  • Lou_BC Lead sleds. Now-a-days GM would just use Bondo.
  • Jrhurren This is a great series. Thanks Corey
  • Tane94 Not as stylish as the Soul which it is replacing but a practical shape and bonus points for EV only.

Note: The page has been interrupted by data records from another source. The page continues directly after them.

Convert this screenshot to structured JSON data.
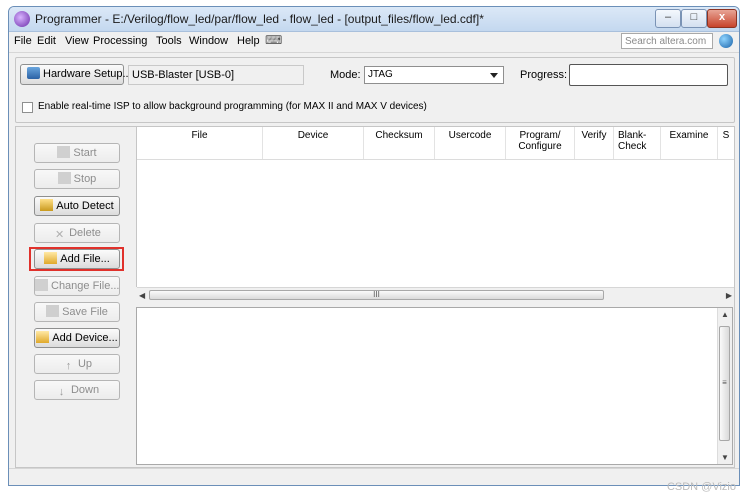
{
  "window": {
    "title": "Programmer - E:/Verilog/flow_led/par/flow_led - flow_led - [output_files/flow_led.cdf]*",
    "minimize": "–",
    "maximize": "□",
    "close": "x"
  },
  "menu": {
    "items": [
      "File",
      "Edit",
      "View",
      "Processing",
      "Tools",
      "Window",
      "Help"
    ],
    "search_placeholder": "Search altera.com"
  },
  "hardware": {
    "setup_button": "Hardware Setup...",
    "device": "USB-Blaster [USB-0]",
    "mode_label": "Mode:",
    "mode_value": "JTAG",
    "progress_label": "Progress:",
    "isp_label": "Enable real-time ISP to allow background programming (for MAX II and MAX V devices)",
    "isp_checked": false
  },
  "sidebar": {
    "start": "Start",
    "stop": "Stop",
    "auto_detect": "Auto Detect",
    "delete": "Delete",
    "add_file": "Add File...",
    "change_file": "Change File...",
    "save_file": "Save File",
    "add_device": "Add Device...",
    "up": "Up",
    "down": "Down"
  },
  "table": {
    "columns": [
      {
        "l1": "File",
        "l2": ""
      },
      {
        "l1": "Device",
        "l2": ""
      },
      {
        "l1": "Checksum",
        "l2": ""
      },
      {
        "l1": "Usercode",
        "l2": ""
      },
      {
        "l1": "Program/",
        "l2": "Configure"
      },
      {
        "l1": "Verify",
        "l2": ""
      },
      {
        "l1": "Blank-",
        "l2": "Check"
      },
      {
        "l1": "Examine",
        "l2": ""
      },
      {
        "l1": "S",
        "l2": ""
      }
    ],
    "hscroll_grip": "III",
    "vscroll_grip": "≡"
  },
  "watermark": "CSDN @Vizio",
  "colors": {
    "highlight": "#e0312b",
    "title_bar": "#c4d8ef"
  }
}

  • Ronin What is the magical white swan event in the foreseeable future that will suddenly reverse the trend?Success tends to follow success, and likewise failure. The perception, other than among true believers, is that e-cars are a lost cause. Neither government fiat, nor government bribery, nor even the promise of superior virtue among one's peers have been enough to push past the early adapter curve. Either the bust-out is right now for e-cars, or it doesn't happen. Marketing 101.Even subtle language-manipulation, such as deeming those possessing common sense as suffering from some sort of vague anxiety (eg, "range anxiety") has not been enough to induce people to care.Twenty years from now funny AI-generated comedians will make fun of the '20s, and their obsession with theose silly half-forgotten EVs. They will point out that, yes, EVs actually ran on electricity generated by such organic fuels as coal and natural gas after all, and then they will perform synthesized laughter at us.